Continue adding oil until you have a nice, creamy sauce. Some of the videos I watched the aioli was much more stiff than what I ended up with...but I liked the consistency and the flavor so I stopped. I don't know how much oil I used, to be honest with you. I just started throwing things together, like usual, but the ingredients listed above are from an actual recipe I found at Gourmet Sleuth, minus the dijon mustard.
Here I am, whirling the pestle around the mortar vigorously. It's amazing how fast it emulsifies in this little thing. I love it!
When it's at the right consistency, taste it. Add more salt if you like. Add more lemon juice (I did, to kind of cut back on the intensity of the garlic). You can also add herbs such as basil, or to make it spicier, add horseradish, ground chilis, or other hot spices. I can't wait to experiment with this!
All that's left now is to eat this creamy, garlicky wonder. I tried it with carrots (fabulous!) and some leftover French bread chunks (amazing!). It's supposed to be great for crudités, and is traditionally served with fish, meats and vegetables, depending on what region you're in. I can tell you that in Grand Rapids, Michigan, at that lovely little Electric Cheetah, it is something akin to Nirvana on a grass fed beef burger....
So, for supper tonight, I've cut some sourdough bread in half, slathered aioli on both halves, covered them with some browned venison and piled Swiss cheese on top and thrown it in the oven for about half an hour.
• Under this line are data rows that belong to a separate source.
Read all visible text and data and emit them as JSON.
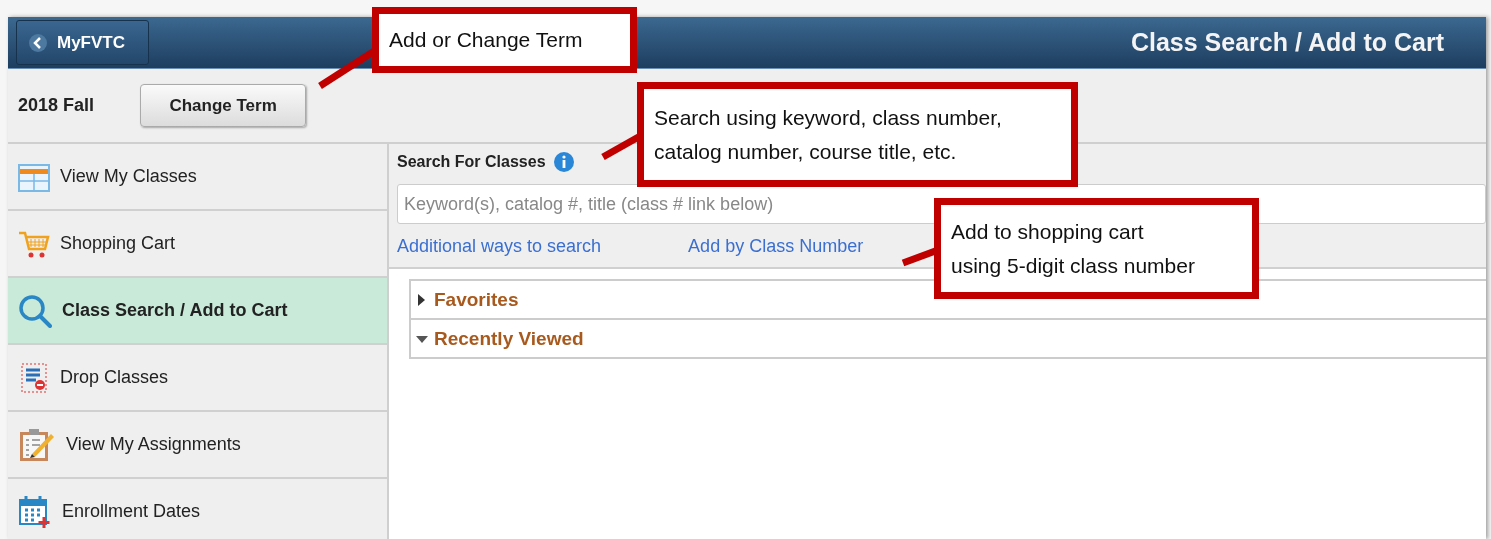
{
  "header": {
    "back_button": "MyFVTC",
    "title": "Class Search / Add to Cart"
  },
  "term": {
    "label": "2018 Fall",
    "button": "Change Term"
  },
  "sidebar": {
    "items": [
      {
        "label": "View My Classes",
        "kind": "calendar",
        "selected": false
      },
      {
        "label": "Shopping Cart",
        "kind": "cart",
        "selected": false
      },
      {
        "label": "Class Search / Add to Cart",
        "kind": "search",
        "selected": true
      },
      {
        "label": "Drop Classes",
        "kind": "drop",
        "selected": false
      },
      {
        "label": "View My Assignments",
        "kind": "assignment",
        "selected": false
      },
      {
        "label": "Enrollment Dates",
        "kind": "dates",
        "selected": false
      }
    ]
  },
  "search": {
    "title": "Search For Classes",
    "placeholder": "Keyword(s), catalog #, title (class # link below)",
    "links": [
      "Additional ways to search",
      "Add by Class Number"
    ]
  },
  "sections": [
    {
      "label": "Favorites",
      "expanded": false
    },
    {
      "label": "Recently Viewed",
      "expanded": true
    }
  ],
  "callouts": [
    {
      "lines": [
        "Add or Change Term"
      ]
    },
    {
      "lines": [
        "Search using keyword, class number,",
        "catalog number, course title, etc."
      ]
    },
    {
      "lines": [
        "Add to shopping cart",
        "using 5-digit class number"
      ]
    }
  ]
}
It smells fantastic!
Sourdough Venison Aioli Melt
While the aioli I made was quite spicy fresh out of the mortar, once it was baked into the sourdough bread it was not nearly so spicy, or garlicky, actually. I've found a recipe for Aioli Garlic Bread (which also has a link to show how to make the aioli without any fancy equipment), and he cautions that if you like a more intense garlic flavor, to add more garlic when making the garlic bread. Our Sourdough Venison Aioli Melt had a lovely, but subtle, garlic flavor. I ended up putting a bit more aioli (since that was all that was left!) on top of my piece. Very delicious!